Pictured above:  Tess of the d’urbervilles, a David Austin, from the garden of Don & Brenda Johnson

Pruning Roses Videos

Two great You tube Pruning Videos 

https://youtu.be/CJUS3eFEHrk  Garden Inspired Jackson Perkins Paul Zimmerman.
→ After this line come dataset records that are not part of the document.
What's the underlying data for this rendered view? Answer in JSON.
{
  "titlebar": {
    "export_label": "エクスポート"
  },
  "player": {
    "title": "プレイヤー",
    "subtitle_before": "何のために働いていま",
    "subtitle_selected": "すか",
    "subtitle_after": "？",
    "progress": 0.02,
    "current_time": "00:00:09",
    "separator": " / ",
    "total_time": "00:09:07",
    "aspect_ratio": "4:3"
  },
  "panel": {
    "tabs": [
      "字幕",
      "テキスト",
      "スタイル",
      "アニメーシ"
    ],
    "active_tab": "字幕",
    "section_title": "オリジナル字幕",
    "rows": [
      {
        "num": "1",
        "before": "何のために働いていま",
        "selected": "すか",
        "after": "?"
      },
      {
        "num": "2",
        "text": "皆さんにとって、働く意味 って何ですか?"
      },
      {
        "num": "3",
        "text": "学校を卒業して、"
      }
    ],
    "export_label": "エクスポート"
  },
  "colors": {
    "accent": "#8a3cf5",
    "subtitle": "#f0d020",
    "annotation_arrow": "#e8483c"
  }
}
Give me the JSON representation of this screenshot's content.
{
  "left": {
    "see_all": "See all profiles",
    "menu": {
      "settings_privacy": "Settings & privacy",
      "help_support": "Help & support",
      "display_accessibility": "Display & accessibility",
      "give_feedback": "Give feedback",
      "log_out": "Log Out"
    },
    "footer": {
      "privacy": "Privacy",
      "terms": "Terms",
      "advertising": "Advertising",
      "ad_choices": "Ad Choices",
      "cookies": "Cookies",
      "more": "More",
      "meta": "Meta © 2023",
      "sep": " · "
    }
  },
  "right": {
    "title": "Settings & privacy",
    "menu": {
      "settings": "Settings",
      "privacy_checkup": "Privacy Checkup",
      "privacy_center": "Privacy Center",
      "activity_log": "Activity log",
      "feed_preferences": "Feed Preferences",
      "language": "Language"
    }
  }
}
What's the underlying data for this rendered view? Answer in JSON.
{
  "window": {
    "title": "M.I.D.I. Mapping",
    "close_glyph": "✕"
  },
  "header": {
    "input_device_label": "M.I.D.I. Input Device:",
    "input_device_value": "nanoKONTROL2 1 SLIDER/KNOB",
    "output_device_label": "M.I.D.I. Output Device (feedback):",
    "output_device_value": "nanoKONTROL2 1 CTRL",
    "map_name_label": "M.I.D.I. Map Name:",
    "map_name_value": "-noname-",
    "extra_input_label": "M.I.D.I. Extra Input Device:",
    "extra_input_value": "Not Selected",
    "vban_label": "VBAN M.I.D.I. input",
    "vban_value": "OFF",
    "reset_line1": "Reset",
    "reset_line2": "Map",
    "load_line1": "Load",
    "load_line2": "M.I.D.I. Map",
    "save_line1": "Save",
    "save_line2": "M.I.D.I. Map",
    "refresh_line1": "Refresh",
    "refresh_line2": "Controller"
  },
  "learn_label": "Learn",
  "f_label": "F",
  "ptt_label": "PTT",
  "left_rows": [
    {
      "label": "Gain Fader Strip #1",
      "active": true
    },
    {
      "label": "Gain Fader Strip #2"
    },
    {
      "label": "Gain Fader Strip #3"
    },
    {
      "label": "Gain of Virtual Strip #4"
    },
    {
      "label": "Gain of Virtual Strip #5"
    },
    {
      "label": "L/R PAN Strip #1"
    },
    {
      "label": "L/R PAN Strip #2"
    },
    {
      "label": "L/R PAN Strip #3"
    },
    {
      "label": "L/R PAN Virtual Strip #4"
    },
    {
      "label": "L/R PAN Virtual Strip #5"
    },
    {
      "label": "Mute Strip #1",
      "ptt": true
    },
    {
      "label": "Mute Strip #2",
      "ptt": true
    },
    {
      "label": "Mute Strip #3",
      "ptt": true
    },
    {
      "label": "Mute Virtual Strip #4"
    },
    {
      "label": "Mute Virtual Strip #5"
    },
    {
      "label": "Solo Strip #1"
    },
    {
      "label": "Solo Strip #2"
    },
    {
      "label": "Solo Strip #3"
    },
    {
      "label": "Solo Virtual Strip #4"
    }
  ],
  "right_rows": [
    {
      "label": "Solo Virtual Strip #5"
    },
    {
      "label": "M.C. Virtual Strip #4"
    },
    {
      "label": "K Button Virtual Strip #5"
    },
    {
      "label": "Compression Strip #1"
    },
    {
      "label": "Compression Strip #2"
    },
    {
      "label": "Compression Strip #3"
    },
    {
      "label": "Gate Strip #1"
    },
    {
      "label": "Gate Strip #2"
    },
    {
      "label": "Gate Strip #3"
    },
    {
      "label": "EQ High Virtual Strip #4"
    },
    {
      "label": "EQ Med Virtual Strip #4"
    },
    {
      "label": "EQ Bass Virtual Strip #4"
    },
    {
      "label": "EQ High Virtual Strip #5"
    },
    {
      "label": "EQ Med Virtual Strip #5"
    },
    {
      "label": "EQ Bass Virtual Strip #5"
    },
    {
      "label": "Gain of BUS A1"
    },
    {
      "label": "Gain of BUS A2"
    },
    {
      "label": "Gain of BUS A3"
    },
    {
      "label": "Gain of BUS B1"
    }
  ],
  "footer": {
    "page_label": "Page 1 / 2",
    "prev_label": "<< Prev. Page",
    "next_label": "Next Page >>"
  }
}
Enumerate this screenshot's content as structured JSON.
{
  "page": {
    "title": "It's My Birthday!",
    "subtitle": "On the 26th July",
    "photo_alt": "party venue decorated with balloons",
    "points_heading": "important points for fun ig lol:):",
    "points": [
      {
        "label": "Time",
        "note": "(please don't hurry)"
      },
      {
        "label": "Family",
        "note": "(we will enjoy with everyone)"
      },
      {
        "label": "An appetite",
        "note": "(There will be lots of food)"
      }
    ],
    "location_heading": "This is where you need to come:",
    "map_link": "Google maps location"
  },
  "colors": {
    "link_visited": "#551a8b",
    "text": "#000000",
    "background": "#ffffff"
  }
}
Great advice on tools.  Made me smile.  I prefer leather gloves that come all the way to by elbows 

https://youtu.be/l4xaorRjU0I.  How to Prune Roses in the Spring, Shirley Bovshow 

Pruning Wisdom from Judith Carter

March is the time to prune.  We need to wait until the chance of hard
freezes are past, which generally is the first day of spring but we can be
fooled with a late freeze.    The snows really gave us some good moisture,
but watering is a must if it gets dry.

Control the size of the bush.  In our climate, with good cultivation, bushes
can get out of hand.  Many of us like large bushes on the theory that a big
bush will produce more roses than a little one, but they can only outgrow
the allotted space and can get too tall to tend properly.

Shape the bush.  There are two things to consider here and most important is
to try to give each branch a chance to take advantage of the available space
and light.  The other reason is aesthetic and that probably is least
important from the standpoint of the health of the bush.  The beautiful
vase-shape illustrated in the pruning books is nice and if it can be
accomplished after the other objectives are accomplished, fine.

It is time for the first feeding also.  Decide upon a program for the year
and make the first application.  You should always water before fertilizing.
You may need to pull back the mulch and spread the material and lightly work
it into the soil.  Water again following the feeding.
You may want to spray the ground for insects and fungus possibilities before
replacing the mulch.  Add to your mulch and you will want to protect the bud
union for another month until all chance of freezing is past. 

If foliage is not appearing you should apply a dormant spray.  If foliage is
already appearing it is time to start your regular spray program.  It is
important to spray weekly or even more often as the new foliage appears.
Your regular spraying should be for blackspot and only spray when you have
insect problems.  There are many beneficial insects that can help your
roses.  Don’t kill them!

If you do not see growth emerging from a rose, the drought or winter weather
may have gotten it.  It will be time to shovel-prune it and prepare the bed
for a new rose.

Enjoy the beauty as it comes!

Judith Carter is a Rose Rosarian, Tulsa Rose Society

Soil Testing

Providing nutritious soil is one of the best things you can do for your garden.  The OSU Extension Office can test your soil.  Follow the instructions, then take your samples to their office on 15th Street.  It takes about 2 weeks for the report which will tell you what nutrients your soil needs. 

I took in my soil samples this past week and will be sharing the results in the Rose Blog.